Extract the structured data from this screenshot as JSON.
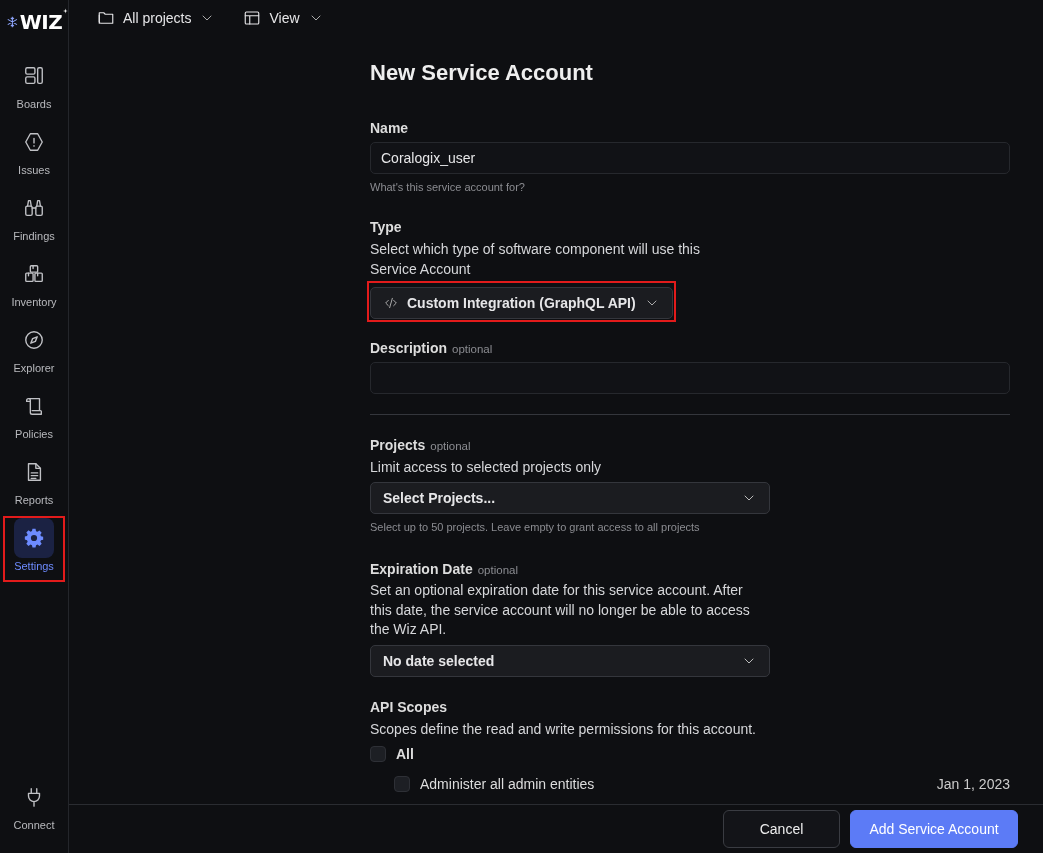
{
  "sidebar": {
    "logo": "WIZ",
    "items": [
      {
        "label": "Boards",
        "selected": false,
        "highlighted": false
      },
      {
        "label": "Issues",
        "selected": false,
        "highlighted": false
      },
      {
        "label": "Findings",
        "selected": false,
        "highlighted": false
      },
      {
        "label": "Inventory",
        "selected": false,
        "highlighted": false
      },
      {
        "label": "Explorer",
        "selected": false,
        "highlighted": false
      },
      {
        "label": "Policies",
        "selected": false,
        "highlighted": false
      },
      {
        "label": "Reports",
        "selected": false,
        "highlighted": false
      },
      {
        "label": "Settings",
        "selected": true,
        "highlighted": true
      }
    ],
    "bottom_item": {
      "label": "Connect"
    }
  },
  "topbar": {
    "items": [
      {
        "label": "All projects"
      },
      {
        "label": "View"
      }
    ]
  },
  "form": {
    "title": "New Service Account",
    "name": {
      "label": "Name",
      "value": "Coralogix_user",
      "hint": "What's this service account for?"
    },
    "type": {
      "label": "Type",
      "description": "Select which type of software component will use this Service Account",
      "value": "Custom Integration (GraphQL API)",
      "highlighted": true
    },
    "description": {
      "label": "Description",
      "optional": "optional"
    },
    "projects": {
      "label": "Projects",
      "optional": "optional",
      "description": "Limit access to selected projects only",
      "value": "Select Projects...",
      "hint": "Select up to 50 projects. Leave empty to grant access to all projects"
    },
    "expiration": {
      "label": "Expiration Date",
      "optional": "optional",
      "description": "Set an optional expiration date for this service account. After this date, the service account will no longer be able to access the Wiz API.",
      "value": "No date selected"
    },
    "api_scopes": {
      "label": "API Scopes",
      "description": "Scopes define the read and write permissions for this account.",
      "options": [
        {
          "label": "All",
          "checked": false,
          "kind": "group"
        },
        {
          "label": "Administer all admin entities",
          "checked": false,
          "kind": "item",
          "date": "Jan 1, 2023"
        }
      ]
    }
  },
  "footer": {
    "buttons": [
      {
        "label": "Cancel",
        "kind": "secondary"
      },
      {
        "label": "Add Service Account",
        "kind": "primary"
      }
    ]
  }
}
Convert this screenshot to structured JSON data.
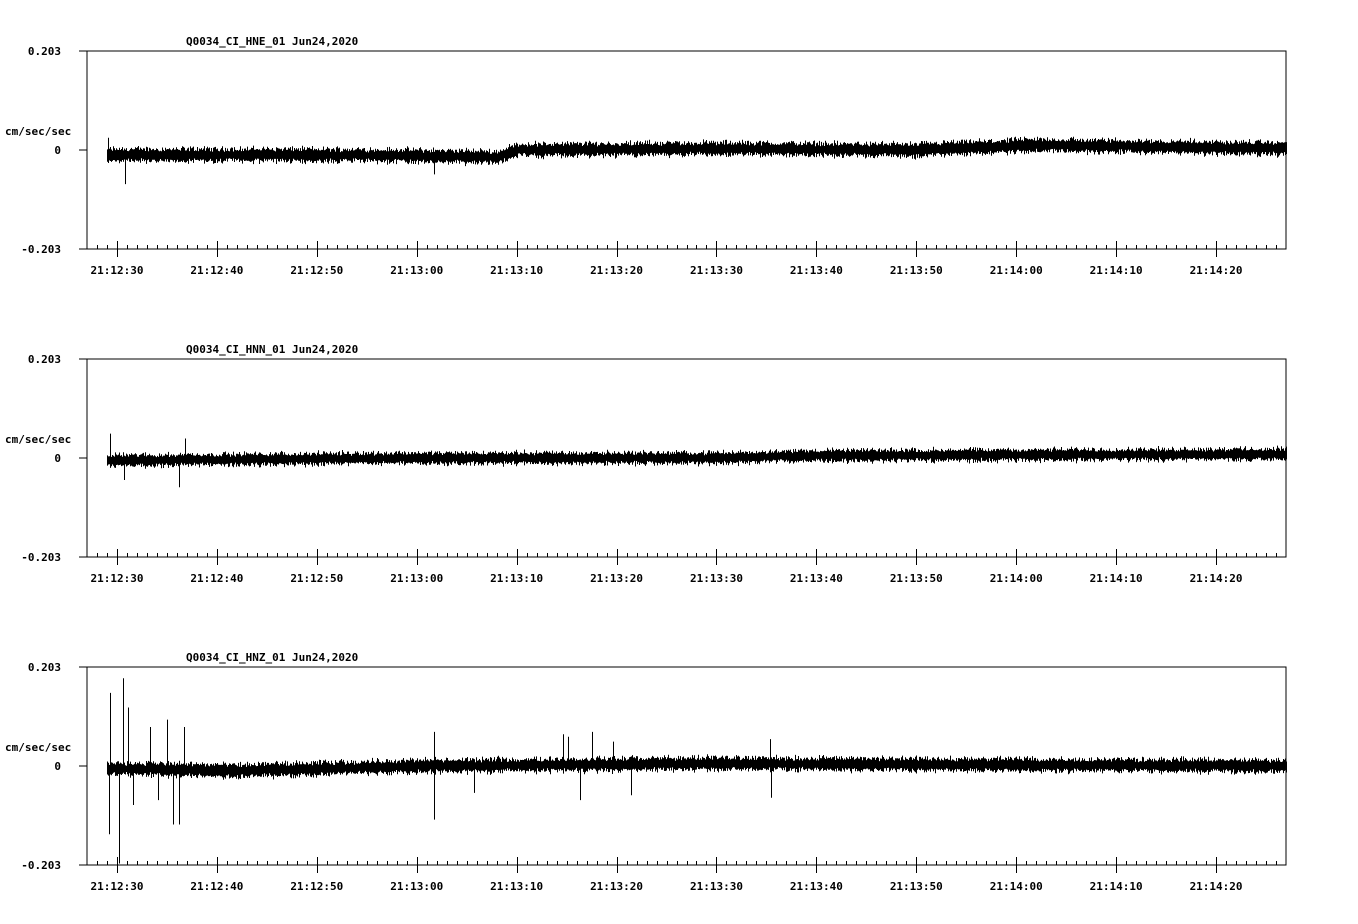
{
  "chart_data": [
    {
      "type": "line",
      "title": "Q0034_CI_HNE_01  Jun24,2020",
      "ylabel": "cm/sec/sec",
      "ylim": [
        -0.203,
        0.203
      ],
      "y_ticks": [
        "0.203",
        "0",
        "-0.203"
      ],
      "x_ticks": [
        "21:12:30",
        "21:12:40",
        "21:12:50",
        "21:13:00",
        "21:13:10",
        "21:13:20",
        "21:13:30",
        "21:13:40",
        "21:13:50",
        "21:14:00",
        "21:14:10",
        "21:14:20"
      ],
      "series": [
        {
          "trace_start": "21:12:29",
          "trace_end": "21:14:27",
          "noise_amplitude": 0.02,
          "baseline": [
            [
              "21:12:29",
              -0.01
            ],
            [
              "21:12:50",
              -0.01
            ],
            [
              "21:13:00",
              -0.012
            ],
            [
              "21:13:08",
              -0.015
            ],
            [
              "21:13:10",
              0.0
            ],
            [
              "21:13:30",
              0.003
            ],
            [
              "21:13:50",
              0.0
            ],
            [
              "21:14:02",
              0.01
            ],
            [
              "21:14:27",
              0.003
            ]
          ],
          "spikes": [
            {
              "time": "21:12:30",
              "value": -0.07
            },
            {
              "time": "21:12:29",
              "value": 0.025
            },
            {
              "time": "21:13:01",
              "value": -0.05
            }
          ]
        }
      ]
    },
    {
      "type": "line",
      "title": "Q0034_CI_HNN_01  Jun24,2020",
      "ylabel": "cm/sec/sec",
      "ylim": [
        -0.203,
        0.203
      ],
      "y_ticks": [
        "0.203",
        "0",
        "-0.203"
      ],
      "x_ticks": [
        "21:12:30",
        "21:12:40",
        "21:12:50",
        "21:13:00",
        "21:13:10",
        "21:13:20",
        "21:13:30",
        "21:13:40",
        "21:13:50",
        "21:14:00",
        "21:14:10",
        "21:14:20"
      ],
      "series": [
        {
          "trace_start": "21:12:29",
          "trace_end": "21:14:27",
          "noise_amplitude": 0.018,
          "baseline": [
            [
              "21:12:29",
              -0.005
            ],
            [
              "21:13:00",
              0.0
            ],
            [
              "21:13:30",
              0.0
            ],
            [
              "21:13:40",
              0.005
            ],
            [
              "21:14:27",
              0.008
            ]
          ],
          "spikes": [
            {
              "time": "21:12:29",
              "value": 0.05
            },
            {
              "time": "21:12:30",
              "value": -0.045
            },
            {
              "time": "21:12:36",
              "value": -0.06
            },
            {
              "time": "21:12:36",
              "value": 0.04
            }
          ]
        }
      ]
    },
    {
      "type": "line",
      "title": "Q0034_CI_HNZ_01  Jun24,2020",
      "ylabel": "cm/sec/sec",
      "ylim": [
        -0.203,
        0.203
      ],
      "y_ticks": [
        "0.203",
        "0",
        "-0.203"
      ],
      "x_ticks": [
        "21:12:30",
        "21:12:40",
        "21:12:50",
        "21:13:00",
        "21:13:10",
        "21:13:20",
        "21:13:30",
        "21:13:40",
        "21:13:50",
        "21:14:00",
        "21:14:10",
        "21:14:20"
      ],
      "series": [
        {
          "trace_start": "21:12:29",
          "trace_end": "21:14:27",
          "noise_amplitude": 0.02,
          "baseline": [
            [
              "21:12:29",
              -0.005
            ],
            [
              "21:12:42",
              -0.01
            ],
            [
              "21:13:00",
              0.0
            ],
            [
              "21:13:30",
              0.005
            ],
            [
              "21:14:27",
              0.0
            ]
          ],
          "spikes": [
            {
              "time": "21:12:29",
              "value": 0.15
            },
            {
              "time": "21:12:29",
              "value": -0.14
            },
            {
              "time": "21:12:30",
              "value": 0.18
            },
            {
              "time": "21:12:30",
              "value": -0.2
            },
            {
              "time": "21:12:31",
              "value": 0.12
            },
            {
              "time": "21:12:31",
              "value": -0.08
            },
            {
              "time": "21:12:33",
              "value": 0.08
            },
            {
              "time": "21:12:34",
              "value": -0.07
            },
            {
              "time": "21:12:35",
              "value": 0.095
            },
            {
              "time": "21:12:35",
              "value": -0.12
            },
            {
              "time": "21:12:36",
              "value": 0.08
            },
            {
              "time": "21:12:36",
              "value": -0.12
            },
            {
              "time": "21:13:01",
              "value": 0.07
            },
            {
              "time": "21:13:01",
              "value": -0.11
            },
            {
              "time": "21:13:05",
              "value": -0.055
            },
            {
              "time": "21:13:14",
              "value": 0.065
            },
            {
              "time": "21:13:15",
              "value": 0.06
            },
            {
              "time": "21:13:16",
              "value": -0.07
            },
            {
              "time": "21:13:17",
              "value": 0.07
            },
            {
              "time": "21:13:19",
              "value": 0.05
            },
            {
              "time": "21:13:21",
              "value": -0.06
            },
            {
              "time": "21:13:35",
              "value": 0.055
            },
            {
              "time": "21:13:35",
              "value": -0.065
            }
          ]
        }
      ]
    }
  ]
}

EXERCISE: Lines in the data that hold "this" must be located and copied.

ANSWER SPACE:
Extract the structured data from this screenshot as JSON.
      "hint": "What's this service account for?"
      "description": "Select which type of software component will use this Service Account",
      "description": "Set an optional expiration date for this service account. After this date, the service account will no longer be able to access the Wiz API.",
      "description": "Scopes define the read and write permissions for this account.",
Convert this screenshot to structured JSON data.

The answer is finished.